If cassette tapes contributed to the decline of vinyl and CDs did the same to cassettes, does that mean Digital Downloads are killing off CDs? Audiogon member and frequent forum contributor, Bifwynne, say no. “[Redbook] technology is NOT obsolete. By contrast, if the music industry was less lazy and profit driven, and we the consumer less tolerant, redbook CD and our trusty CD players have lots of life left in them. I see no reason to trash a piece of equipment, or a technology, if it still has utility and can deliver the sonic goods.”
I think one reason that you appreciate the value of redbook is because you own a very good dedicated player. It’s quite amazing how much is contained in the redbook format if you have a player capable of digging it out. And in my experience, that doesn’t come cheap.
IMHO, everything one has to do to get into computer audio sounds like punishment to me. I’ll stick with my redbook and siding with what Chayro says about “a very good dedicated player”, one of these days I’ll grab one.

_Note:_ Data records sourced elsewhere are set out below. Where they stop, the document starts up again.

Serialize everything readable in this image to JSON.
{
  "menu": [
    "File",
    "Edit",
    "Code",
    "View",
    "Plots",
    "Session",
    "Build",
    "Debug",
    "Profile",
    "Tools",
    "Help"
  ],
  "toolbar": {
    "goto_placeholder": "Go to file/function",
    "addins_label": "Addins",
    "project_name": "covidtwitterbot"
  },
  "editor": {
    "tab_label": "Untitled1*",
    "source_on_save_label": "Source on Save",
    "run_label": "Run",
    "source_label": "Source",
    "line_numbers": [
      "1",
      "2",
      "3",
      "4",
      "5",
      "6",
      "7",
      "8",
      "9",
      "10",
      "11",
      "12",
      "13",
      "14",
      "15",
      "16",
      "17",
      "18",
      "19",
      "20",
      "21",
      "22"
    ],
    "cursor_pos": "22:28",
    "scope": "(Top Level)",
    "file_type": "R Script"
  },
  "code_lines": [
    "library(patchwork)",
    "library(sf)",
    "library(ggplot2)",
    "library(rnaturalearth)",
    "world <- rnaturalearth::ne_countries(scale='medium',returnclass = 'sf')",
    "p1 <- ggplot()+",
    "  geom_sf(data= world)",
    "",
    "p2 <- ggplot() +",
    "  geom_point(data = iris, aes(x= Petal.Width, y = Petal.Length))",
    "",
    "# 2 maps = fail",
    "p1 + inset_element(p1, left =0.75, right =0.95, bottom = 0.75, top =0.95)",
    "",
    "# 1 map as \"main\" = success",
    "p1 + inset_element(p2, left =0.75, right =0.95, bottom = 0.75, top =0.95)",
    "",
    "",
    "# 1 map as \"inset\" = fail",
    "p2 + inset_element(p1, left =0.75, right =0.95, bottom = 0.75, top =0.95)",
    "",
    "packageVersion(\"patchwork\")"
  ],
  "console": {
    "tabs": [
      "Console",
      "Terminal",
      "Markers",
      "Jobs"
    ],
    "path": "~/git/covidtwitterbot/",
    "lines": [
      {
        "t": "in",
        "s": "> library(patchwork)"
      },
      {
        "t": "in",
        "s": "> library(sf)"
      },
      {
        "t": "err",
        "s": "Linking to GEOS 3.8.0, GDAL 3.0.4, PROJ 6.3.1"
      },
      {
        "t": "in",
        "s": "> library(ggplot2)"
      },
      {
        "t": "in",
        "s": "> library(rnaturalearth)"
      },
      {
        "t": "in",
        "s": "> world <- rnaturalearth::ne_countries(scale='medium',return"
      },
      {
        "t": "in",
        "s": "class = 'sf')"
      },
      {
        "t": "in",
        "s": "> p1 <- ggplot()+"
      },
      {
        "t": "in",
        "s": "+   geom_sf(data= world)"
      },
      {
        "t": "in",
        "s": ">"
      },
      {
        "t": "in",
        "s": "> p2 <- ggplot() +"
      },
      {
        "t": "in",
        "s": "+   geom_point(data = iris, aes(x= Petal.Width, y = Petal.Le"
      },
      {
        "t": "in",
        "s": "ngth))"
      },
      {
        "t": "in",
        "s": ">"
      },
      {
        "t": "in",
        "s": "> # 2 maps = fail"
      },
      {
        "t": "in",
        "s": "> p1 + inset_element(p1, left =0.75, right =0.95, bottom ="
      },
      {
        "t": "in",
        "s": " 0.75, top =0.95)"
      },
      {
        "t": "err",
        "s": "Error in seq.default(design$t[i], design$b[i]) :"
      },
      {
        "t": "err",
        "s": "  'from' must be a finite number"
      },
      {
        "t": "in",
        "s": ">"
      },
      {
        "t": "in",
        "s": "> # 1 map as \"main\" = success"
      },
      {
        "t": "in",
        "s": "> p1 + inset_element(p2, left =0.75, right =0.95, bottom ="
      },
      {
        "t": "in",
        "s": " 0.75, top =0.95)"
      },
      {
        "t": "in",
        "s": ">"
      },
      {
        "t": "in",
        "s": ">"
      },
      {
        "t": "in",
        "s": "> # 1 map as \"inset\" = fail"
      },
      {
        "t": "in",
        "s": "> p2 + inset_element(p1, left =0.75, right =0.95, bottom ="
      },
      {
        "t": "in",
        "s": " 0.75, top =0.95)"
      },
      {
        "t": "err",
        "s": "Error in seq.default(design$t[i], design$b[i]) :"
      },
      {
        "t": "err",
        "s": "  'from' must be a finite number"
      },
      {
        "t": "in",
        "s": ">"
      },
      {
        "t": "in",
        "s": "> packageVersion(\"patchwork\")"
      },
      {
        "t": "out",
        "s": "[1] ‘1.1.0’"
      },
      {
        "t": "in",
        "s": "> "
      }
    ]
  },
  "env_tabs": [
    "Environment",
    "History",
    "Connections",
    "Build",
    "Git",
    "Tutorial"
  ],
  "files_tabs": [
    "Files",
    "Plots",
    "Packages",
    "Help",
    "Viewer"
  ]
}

Most of my collection is CD based. Most of my recent purchases have been CDs, few SACDs. I think it is a shame that at the time when quality CD players are available at all budget levels, the medium has become out of favor (not for me). Higher bitrate recordings are currently to costly for me to take much interest in. Whether played off a disk or via a server a 44.1/16 recording can be very good sounding.

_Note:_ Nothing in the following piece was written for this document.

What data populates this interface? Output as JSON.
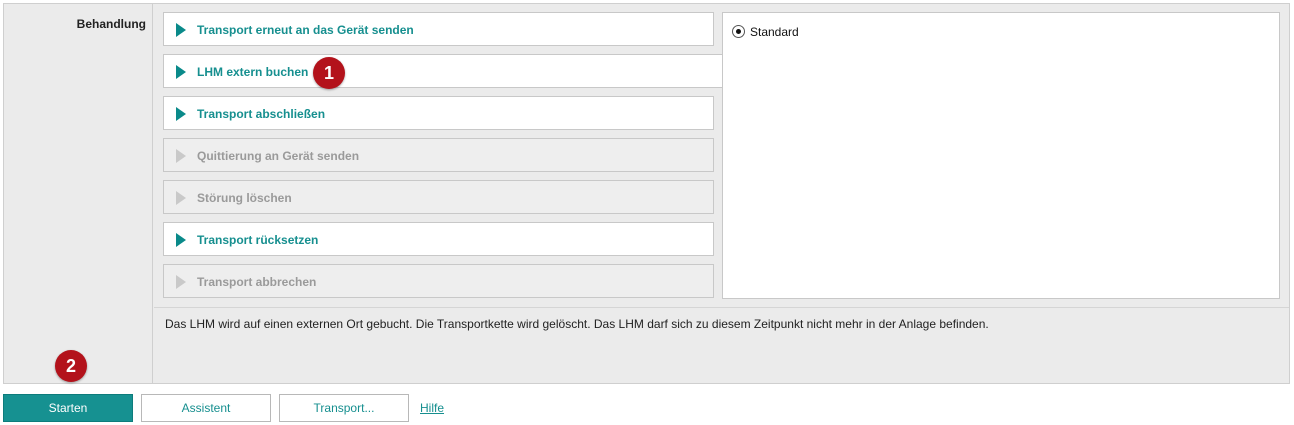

Redbook can sound amazing on a computer as well.
A good recording is just that and redigitizing a bad recording doesn’t transform it.
I agree that cd should not be considered dead anymore than vinyl or tape should be considered dead. The recording is only as good as the recording process used and the artist/music recorded. Crappy recordings are available in any format just like good recordings are possible in any format. Hi-Rez versions of old recording are spotty. Once the industry adopts Hi-Rez from start to finish, cd and vinyl will take a back seat. But for mainstream, that day is a long way away.

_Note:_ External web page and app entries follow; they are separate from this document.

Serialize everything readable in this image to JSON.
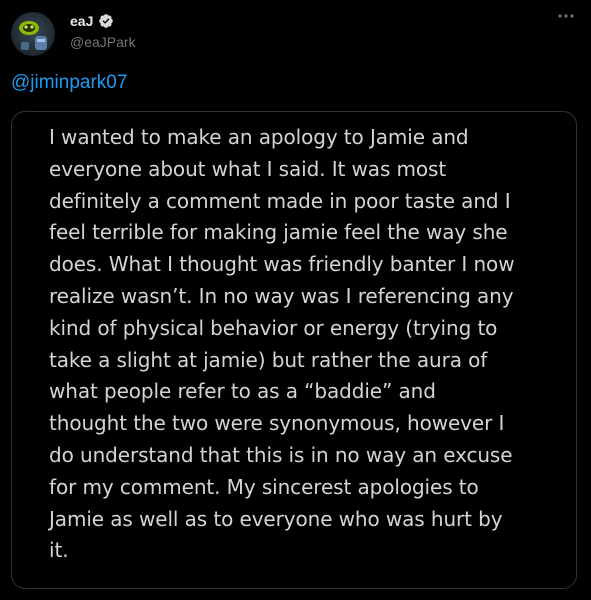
{
  "tweet": {
    "author": {
      "display_name": "eaJ",
      "handle": "@eaJPark",
      "verified": true,
      "avatar_icon": "avatar-photo"
    },
    "more_icon": "more-horizontal-icon",
    "mention_text": "@jiminpark07",
    "image_text_lines": [
      "I wanted to make an apology to Jamie and",
      "everyone about what I said. It was most",
      "definitely a comment made in poor taste and I",
      "feel terrible for making jamie feel the way she",
      "does. What I thought was friendly banter I now",
      "realize wasn’t. In no way was I referencing any",
      "kind of physical behavior or energy (trying to",
      "take a slight at jamie) but rather the aura of",
      "what people refer to as a “baddie” and",
      "thought the two were synonymous, however I",
      "do understand that this is in no way an excuse",
      "for my comment. My sincerest apologies to",
      "Jamie as well as to everyone who was hurt by",
      "it."
    ]
  },
  "colors": {
    "background": "#000000",
    "primary_text": "#e7e9ea",
    "secondary_text": "#71767b",
    "link": "#1d9bf0",
    "verified_badge": "#d9d9d9",
    "card_border": "#2f3336",
    "image_text": "#d4d4d4"
  }
}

I would agree that redbook is not dead. It will be viable until a universal high-resolution (DSD) solution is found. The hardware, user interface and software (available titles) will all need to be in place for the average public (not just audiophiles). Just my two cents.
Considering the resurgence of vinyl and the recent cassette tape nostalgia, CDs will be kicking along for a while. What are your two cents, Audiogoners?